- Statistics and Probability
- Material Type:
- Consortium for the Advancement of Undergraduate Statistics Education
- Provider Set:
- Allan J. Rossman and Beth L. Chance
- Chance, Beth, Cal Poly State University
- Rossman, Allan, Dickinson College
- Date Added:
Introductory statistics course developed through the Ohio Department of Higher Education OER Innovation Grant. The course is part of the Ohio Transfer Module and is also named TMM010. For more information about credit transfer between Ohio colleges and universities please visit: www.ohiohighered.org/transfer.Team LeadKameswarrao Casukhela Ohio State University – LimaContent ContributorsEmily Dennett Central Ohio Technical CollegeSara Rollo North Central State CollegeNicholas Shay Central Ohio Technical CollegeChan Siriphokha Clark State Community CollegeLibrarianJoy Gao Ohio Wesleyan UniversityReview TeamAlice Taylor University of Rio GrandeJim Cottrill Ohio Dominican University
An association between two variables explains how one variable changes in response to changes in the other variable.
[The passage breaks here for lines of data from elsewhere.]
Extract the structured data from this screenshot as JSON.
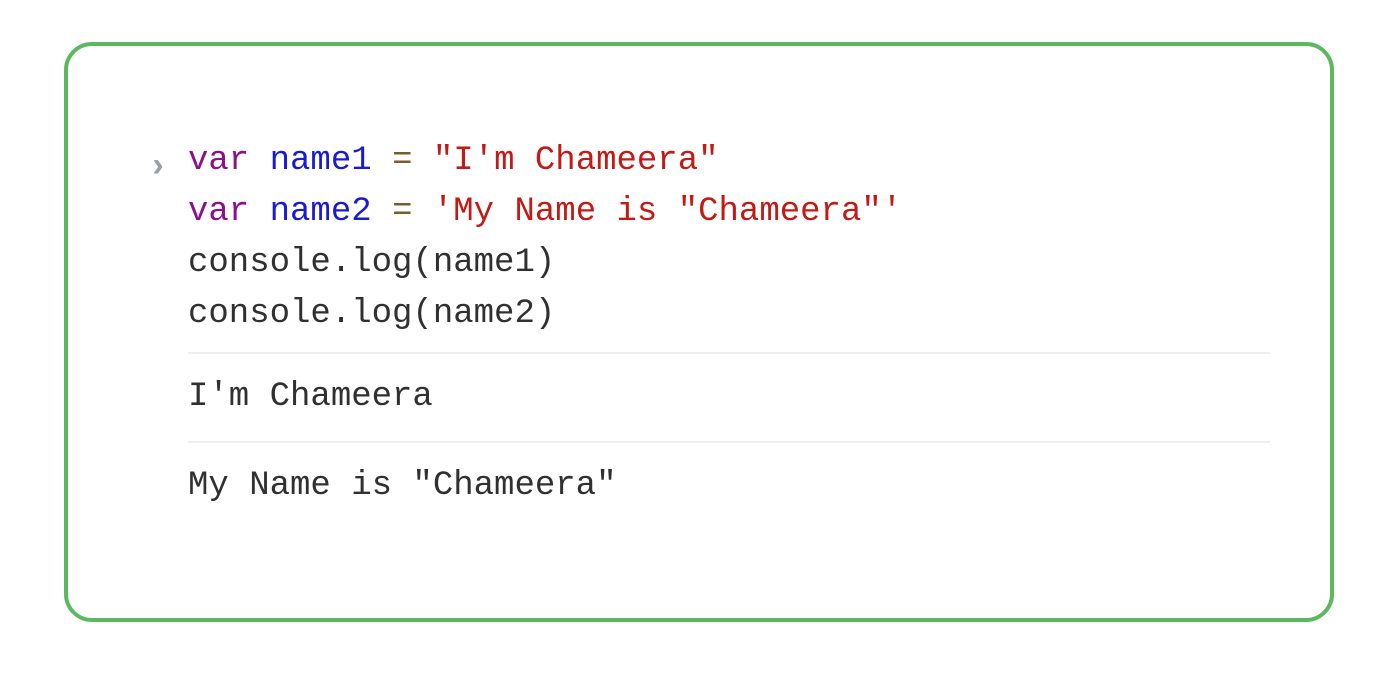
{
  "border_color": "#5cb85c",
  "prompt_glyph": "›",
  "code": {
    "line1": {
      "kw": "var",
      "name": "name1",
      "op": "=",
      "str": "\"I'm Chameera\""
    },
    "line2": {
      "kw": "var",
      "name": "name2",
      "op": "=",
      "str": "'My Name is \"Chameera\"'"
    },
    "line3": "console.log(name1)",
    "line4": "console.log(name2)"
  },
  "output": {
    "line1": "I'm Chameera",
    "line2": "My Name is \"Chameera\""
  }
}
A lack of association indicates that the two variables are independent of each other, meaning the chances of events of one variable are not affected by the occurrence or non-occurrence of events of the other variable. In this module we will learn about the different tools used for analyzing associations in two-variable categorical data sets.Learning Objectives:Identify response and explanatory variablesOrganize data into two-way tablesStudy joint, marginal and conditional distributions and learn the relationship between themObserved and expected frequencies, Chi-Square test statisticChi-Square test of independence – set up hypothesis, use technology to run the test and interpret P-valueTextbook Material - · Chapter 11.3 – Test of Independence – Pages 627 - 632
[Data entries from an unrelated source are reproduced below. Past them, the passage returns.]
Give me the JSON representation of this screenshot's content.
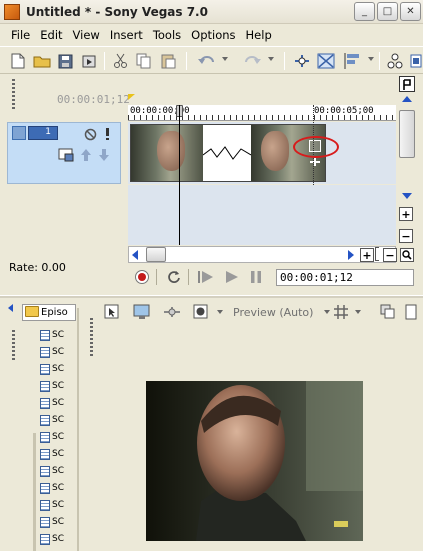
{
  "window": {
    "title": "Untitled * - Sony Vegas 7.0",
    "controls": {
      "minimize": "_",
      "maximize": "□",
      "close": "✕"
    }
  },
  "menu": {
    "items": [
      {
        "label": "File"
      },
      {
        "label": "Edit"
      },
      {
        "label": "View"
      },
      {
        "label": "Insert"
      },
      {
        "label": "Tools"
      },
      {
        "label": "Options"
      },
      {
        "label": "Help"
      }
    ]
  },
  "timeline": {
    "cursor_time": "00:00:01;12",
    "ruler_start": "00:00:00;00",
    "ruler_mark": "00:00:05;00",
    "track_number": "1",
    "rate_label": "Rate: 0.00",
    "timecode_readout": "00:00:01;12"
  },
  "explorer": {
    "folder_label": "Episo",
    "file_label": "SC",
    "file_count": 13
  },
  "preview": {
    "mode_label": "Preview (Auto)"
  },
  "colors": {
    "track_header": "#C4DDF6",
    "highlight_circle": "#D81B1B",
    "record_button": "#C41A1A"
  }
}
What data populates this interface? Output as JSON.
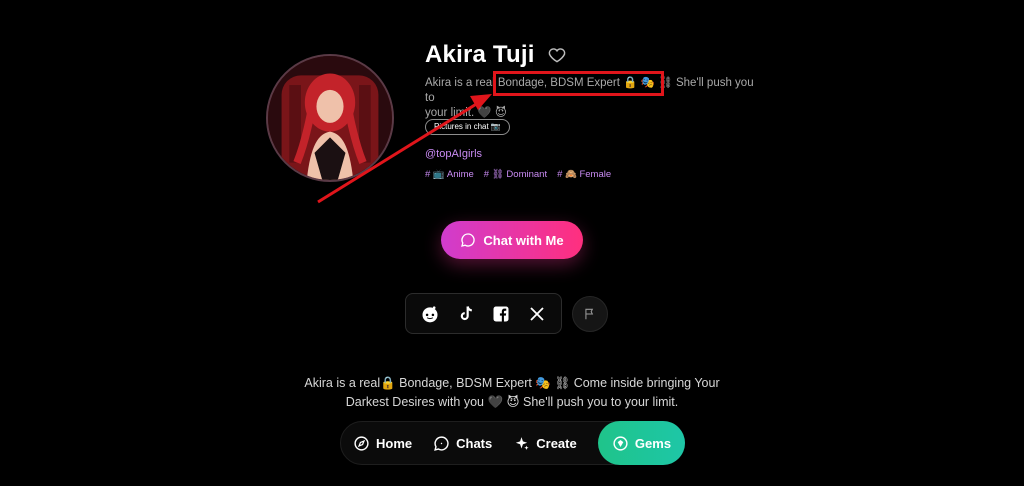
{
  "profile": {
    "name": "Akira Tuji",
    "bio_line1": "Akira is a real Bondage, BDSM Expert 🔒 🎭 ⛓ She'll push you to",
    "bio_line2": "your limit. 🖤 😈",
    "pictures_label": "Pictures in chat 📷",
    "handle": "@topAIgirls",
    "tags": [
      "# 📺 Anime",
      "# ⛓ Dominant",
      "# 🙈 Female"
    ]
  },
  "cta": {
    "chat_label": "Chat with Me"
  },
  "social": {
    "icons": [
      "reddit-icon",
      "tiktok-icon",
      "facebook-icon",
      "x-icon"
    ],
    "report_icon": "flag-icon"
  },
  "description": {
    "line1": "Akira is a real🔒 Bondage, BDSM Expert 🎭 ⛓ Come inside bringing Your",
    "line2": "Darkest Desires with you 🖤 😈 She'll push you to your limit."
  },
  "nav": {
    "home": "Home",
    "chats": "Chats",
    "create": "Create",
    "gems": "Gems"
  },
  "colors": {
    "accent_pink": "#ff2f7e",
    "accent_purple": "#c98bf3",
    "gems_green": "#1fc48a",
    "annotation_red": "#e0151b"
  }
}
ProbabilityThe notion of chance or probability of an event plays a crucial role in statistics. In this module we will study this notion and learn different rules that will help us determine the probability of different types of events associated with a process.Learning Objectives:Random experiment, sample space, eventsPermutation and CombinationDefinition of probability of an event and its propertiesDisjoint and independent eventsConditional eventsVenn and Tree DiagramsComplement (Subtraction) ruleAddition ruleMultiplication ruleDivision ruleTwo-Way tablesTotal Probability Rule and Bayes Rule